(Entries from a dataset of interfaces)
[Start of Attachment]

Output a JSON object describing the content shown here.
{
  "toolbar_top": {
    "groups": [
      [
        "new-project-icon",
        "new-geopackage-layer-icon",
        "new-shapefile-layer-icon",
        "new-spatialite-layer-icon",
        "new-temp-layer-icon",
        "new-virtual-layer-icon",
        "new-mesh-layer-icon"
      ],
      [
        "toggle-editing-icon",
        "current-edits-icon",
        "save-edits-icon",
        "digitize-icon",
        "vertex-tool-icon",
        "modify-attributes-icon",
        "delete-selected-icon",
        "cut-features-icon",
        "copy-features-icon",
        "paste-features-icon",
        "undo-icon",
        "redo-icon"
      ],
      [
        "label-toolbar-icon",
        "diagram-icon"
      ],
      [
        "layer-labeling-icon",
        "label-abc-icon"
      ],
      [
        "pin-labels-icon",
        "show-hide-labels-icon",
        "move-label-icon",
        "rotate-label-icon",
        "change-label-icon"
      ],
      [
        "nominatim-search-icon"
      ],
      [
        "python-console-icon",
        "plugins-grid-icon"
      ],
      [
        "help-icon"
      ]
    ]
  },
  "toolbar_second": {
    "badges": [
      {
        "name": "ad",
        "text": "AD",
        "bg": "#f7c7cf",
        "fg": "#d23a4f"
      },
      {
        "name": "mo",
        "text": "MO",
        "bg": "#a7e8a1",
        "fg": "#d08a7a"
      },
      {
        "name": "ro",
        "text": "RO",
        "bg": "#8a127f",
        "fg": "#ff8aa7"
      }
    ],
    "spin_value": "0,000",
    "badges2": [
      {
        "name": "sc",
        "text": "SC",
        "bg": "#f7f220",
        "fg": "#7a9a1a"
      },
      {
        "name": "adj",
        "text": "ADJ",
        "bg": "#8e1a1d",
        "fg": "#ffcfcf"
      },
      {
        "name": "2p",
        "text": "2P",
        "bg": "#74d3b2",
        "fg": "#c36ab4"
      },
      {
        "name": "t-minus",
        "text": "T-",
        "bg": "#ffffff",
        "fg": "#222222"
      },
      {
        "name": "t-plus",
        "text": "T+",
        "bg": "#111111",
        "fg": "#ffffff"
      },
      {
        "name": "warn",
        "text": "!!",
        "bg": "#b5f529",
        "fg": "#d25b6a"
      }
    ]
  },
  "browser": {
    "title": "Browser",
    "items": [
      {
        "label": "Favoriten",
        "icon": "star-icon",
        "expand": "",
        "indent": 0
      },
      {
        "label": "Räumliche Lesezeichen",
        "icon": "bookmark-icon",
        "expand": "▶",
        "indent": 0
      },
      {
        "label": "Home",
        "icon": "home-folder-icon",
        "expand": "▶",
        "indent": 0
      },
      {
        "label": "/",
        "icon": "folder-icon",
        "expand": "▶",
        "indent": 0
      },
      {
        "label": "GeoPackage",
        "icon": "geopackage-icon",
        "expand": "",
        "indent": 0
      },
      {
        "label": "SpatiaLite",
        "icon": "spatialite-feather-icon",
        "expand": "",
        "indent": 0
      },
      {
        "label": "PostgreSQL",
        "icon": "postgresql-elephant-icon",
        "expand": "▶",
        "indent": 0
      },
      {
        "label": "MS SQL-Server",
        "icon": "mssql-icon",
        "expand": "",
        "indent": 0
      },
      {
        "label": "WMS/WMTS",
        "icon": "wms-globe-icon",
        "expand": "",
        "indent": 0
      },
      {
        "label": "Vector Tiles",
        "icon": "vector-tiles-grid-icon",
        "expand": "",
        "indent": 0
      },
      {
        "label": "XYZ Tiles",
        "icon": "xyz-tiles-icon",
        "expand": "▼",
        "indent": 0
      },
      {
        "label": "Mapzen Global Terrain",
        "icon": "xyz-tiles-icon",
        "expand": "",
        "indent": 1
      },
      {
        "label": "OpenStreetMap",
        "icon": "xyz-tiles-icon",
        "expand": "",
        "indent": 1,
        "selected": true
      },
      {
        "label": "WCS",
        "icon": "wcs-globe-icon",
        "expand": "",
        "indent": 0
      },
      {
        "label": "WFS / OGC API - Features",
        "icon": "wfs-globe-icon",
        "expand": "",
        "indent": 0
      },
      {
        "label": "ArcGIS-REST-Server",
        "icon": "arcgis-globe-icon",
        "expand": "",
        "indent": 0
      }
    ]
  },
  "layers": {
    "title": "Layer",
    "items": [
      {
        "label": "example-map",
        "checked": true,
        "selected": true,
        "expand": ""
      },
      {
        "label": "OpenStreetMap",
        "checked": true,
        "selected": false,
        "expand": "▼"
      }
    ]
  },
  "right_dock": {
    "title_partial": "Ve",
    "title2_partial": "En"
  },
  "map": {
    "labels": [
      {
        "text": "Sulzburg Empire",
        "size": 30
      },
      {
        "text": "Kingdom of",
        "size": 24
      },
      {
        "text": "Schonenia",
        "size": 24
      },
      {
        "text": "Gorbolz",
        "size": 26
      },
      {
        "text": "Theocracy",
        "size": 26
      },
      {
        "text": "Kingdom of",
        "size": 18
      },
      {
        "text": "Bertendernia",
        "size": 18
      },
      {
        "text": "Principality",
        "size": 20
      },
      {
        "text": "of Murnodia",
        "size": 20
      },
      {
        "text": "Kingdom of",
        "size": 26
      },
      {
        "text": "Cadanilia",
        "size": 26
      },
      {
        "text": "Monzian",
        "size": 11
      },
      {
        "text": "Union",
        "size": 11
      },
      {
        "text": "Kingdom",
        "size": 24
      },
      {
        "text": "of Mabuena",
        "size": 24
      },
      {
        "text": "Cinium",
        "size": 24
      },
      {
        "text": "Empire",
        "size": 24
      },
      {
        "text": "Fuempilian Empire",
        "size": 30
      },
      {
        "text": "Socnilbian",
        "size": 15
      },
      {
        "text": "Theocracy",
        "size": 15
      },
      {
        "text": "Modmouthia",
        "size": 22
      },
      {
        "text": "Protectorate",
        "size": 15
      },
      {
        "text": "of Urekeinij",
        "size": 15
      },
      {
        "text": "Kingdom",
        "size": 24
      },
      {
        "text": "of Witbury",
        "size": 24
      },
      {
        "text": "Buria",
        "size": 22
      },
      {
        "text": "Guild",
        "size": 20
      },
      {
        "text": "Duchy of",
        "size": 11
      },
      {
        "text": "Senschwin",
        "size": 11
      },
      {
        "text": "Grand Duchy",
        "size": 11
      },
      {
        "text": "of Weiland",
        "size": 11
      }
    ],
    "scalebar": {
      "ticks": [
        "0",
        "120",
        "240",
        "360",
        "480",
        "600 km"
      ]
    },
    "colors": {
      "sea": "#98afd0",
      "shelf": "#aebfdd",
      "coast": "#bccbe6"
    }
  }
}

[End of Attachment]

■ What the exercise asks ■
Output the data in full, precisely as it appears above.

■ Task output ■
Output a JSON object describing the content shown here.
{
  "toolbar_top": {
    "groups": [
      [
        "new-project-icon",
        "new-geopackage-layer-icon",
        "new-shapefile-layer-icon",
        "new-spatialite-layer-icon",
        "new-temp-layer-icon",
        "new-virtual-layer-icon",
        "new-mesh-layer-icon"
      ],
      [
        "toggle-editing-icon",
        "current-edits-icon",
        "save-edits-icon",
        "digitize-icon",
        "vertex-tool-icon",
        "modify-attributes-icon",
        "delete-selected-icon",
        "cut-features-icon",
        "copy-features-icon",
        "paste-features-icon",
        "undo-icon",
        "redo-icon"
      ],
      [
        "label-toolbar-icon",
        "diagram-icon"
      ],
      [
        "layer-labeling-icon",
        "label-abc-icon"
      ],
      [
        "pin-labels-icon",
        "show-hide-labels-icon",
        "move-label-icon",
        "rotate-label-icon",
        "change-label-icon"
      ],
      [
        "nominatim-search-icon"
      ],
      [
        "python-console-icon",
        "plugins-grid-icon"
      ],
      [
        "help-icon"
      ]
    ]
  },
  "toolbar_second": {
    "badges": [
      {
        "name": "ad",
        "text": "AD",
        "bg": "#f7c7cf",
        "fg": "#d23a4f"
      },
      {
        "name": "mo",
        "text": "MO",
        "bg": "#a7e8a1",
        "fg": "#d08a7a"
      },
      {
        "name": "ro",
        "text": "RO",
        "bg": "#8a127f",
        "fg": "#ff8aa7"
      }
    ],
    "spin_value": "0,000",
    "badges2": [
      {
        "name": "sc",
        "text": "SC",
        "bg": "#f7f220",
        "fg": "#7a9a1a"
      },
      {
        "name": "adj",
        "text": "ADJ",
        "bg": "#8e1a1d",
        "fg": "#ffcfcf"
      },
      {
        "name": "2p",
        "text": "2P",
        "bg": "#74d3b2",
        "fg": "#c36ab4"
      },
      {
        "name": "t-minus",
        "text": "T-",
        "bg": "#ffffff",
        "fg": "#222222"
      },
      {
        "name": "t-plus",
        "text": "T+",
        "bg": "#111111",
        "fg": "#ffffff"
      },
      {
        "name": "warn",
        "text": "!!",
        "bg": "#b5f529",
        "fg": "#d25b6a"
      }
    ]
  },
  "browser": {
    "title": "Browser",
    "items": [
      {
        "label": "Favoriten",
        "icon": "star-icon",
        "expand": "",
        "indent": 0
      },
      {
        "label": "Räumliche Lesezeichen",
        "icon": "bookmark-icon",
        "expand": "▶",
        "indent": 0
      },
      {
        "label": "Home",
        "icon": "home-folder-icon",
        "expand": "▶",
        "indent": 0
      },
      {
        "label": "/",
        "icon": "folder-icon",
        "expand": "▶",
        "indent": 0
      },
      {
        "label": "GeoPackage",
        "icon": "geopackage-icon",
        "expand": "",
        "indent": 0
      },
      {
        "label": "SpatiaLite",
        "icon": "spatialite-feather-icon",
        "expand": "",
        "indent": 0
      },
      {
        "label": "PostgreSQL",
        "icon": "postgresql-elephant-icon",
        "expand": "▶",
        "indent": 0
      },
      {
        "label": "MS SQL-Server",
        "icon": "mssql-icon",
        "expand": "",
        "indent": 0
      },
      {
        "label": "WMS/WMTS",
        "icon": "wms-globe-icon",
        "expand": "",
        "indent": 0
      },
      {
        "label": "Vector Tiles",
        "icon": "vector-tiles-grid-icon",
        "expand": "",
        "indent": 0
      },
      {
        "label": "XYZ Tiles",
        "icon": "xyz-tiles-icon",
        "expand": "▼",
        "indent": 0
      },
      {
        "label": "Mapzen Global Terrain",
        "icon": "xyz-tiles-icon",
        "expand": "",
        "indent": 1
      },
      {
        "label": "OpenStreetMap",
        "icon": "xyz-tiles-icon",
        "expand": "",
        "indent": 1,
        "selected": true
      },
      {
        "label": "WCS",
        "icon": "wcs-globe-icon",
        "expand": "",
        "indent": 0
      },
      {
        "label": "WFS / OGC API - Features",
        "icon": "wfs-globe-icon",
        "expand": "",
        "indent": 0
      },
      {
        "label": "ArcGIS-REST-Server",
        "icon": "arcgis-globe-icon",
        "expand": "",
        "indent": 0
      }
    ]
  },
  "layers": {
    "title": "Layer",
    "items": [
      {
        "label": "example-map",
        "checked": true,
        "selected": true,
        "expand": ""
      },
      {
        "label": "OpenStreetMap",
        "checked": true,
        "selected": false,
        "expand": "▼"
      }
    ]
  },
  "right_dock": {
    "title_partial": "Ve",
    "title2_partial": "En"
  },
  "map": {
    "labels": [
      {
        "text": "Sulzburg Empire",
        "size": 30
      },
      {
        "text": "Kingdom of",
        "size": 24
      },
      {
        "text": "Schonenia",
        "size": 24
      },
      {
        "text": "Gorbolz",
        "size": 26
      },
      {
        "text": "Theocracy",
        "size": 26
      },
      {
        "text": "Kingdom of",
        "size": 18
      },
      {
        "text": "Bertendernia",
        "size": 18
      },
      {
        "text": "Principality",
        "size": 20
      },
      {
        "text": "of Murnodia",
        "size": 20
      },
      {
        "text": "Kingdom of",
        "size": 26
      },
      {
        "text": "Cadanilia",
        "size": 26
      },
      {
        "text": "Monzian",
        "size": 11
      },
      {
        "text": "Union",
        "size": 11
      },
      {
        "text": "Kingdom",
        "size": 24
      },
      {
        "text": "of Mabuena",
        "size": 24
      },
      {
        "text": "Cinium",
        "size": 24
      },
      {
        "text": "Empire",
        "size": 24
      },
      {
        "text": "Fuempilian Empire",
        "size": 30
      },
      {
        "text": "Socnilbian",
        "size": 15
      },
      {
        "text": "Theocracy",
        "size": 15
      },
      {
        "text": "Modmouthia",
        "size": 22
      },
      {
        "text": "Protectorate",
        "size": 15
      },
      {
        "text": "of Urekeinij",
        "size": 15
      },
      {
        "text": "Kingdom",
        "size": 24
      },
      {
        "text": "of Witbury",
        "size": 24
      },
      {
        "text": "Buria",
        "size": 22
      },
      {
        "text": "Guild",
        "size": 20
      },
      {
        "text": "Duchy of",
        "size": 11
      },
      {
        "text": "Senschwin",
        "size": 11
      },
      {
        "text": "Grand Duchy",
        "size": 11
      },
      {
        "text": "of Weiland",
        "size": 11
      }
    ],
    "scalebar": {
      "ticks": [
        "0",
        "120",
        "240",
        "360",
        "480",
        "600 km"
      ]
    },
    "colors": {
      "sea": "#98afd0",
      "shelf": "#aebfdd",
      "coast": "#bccbe6"
    }
  }
}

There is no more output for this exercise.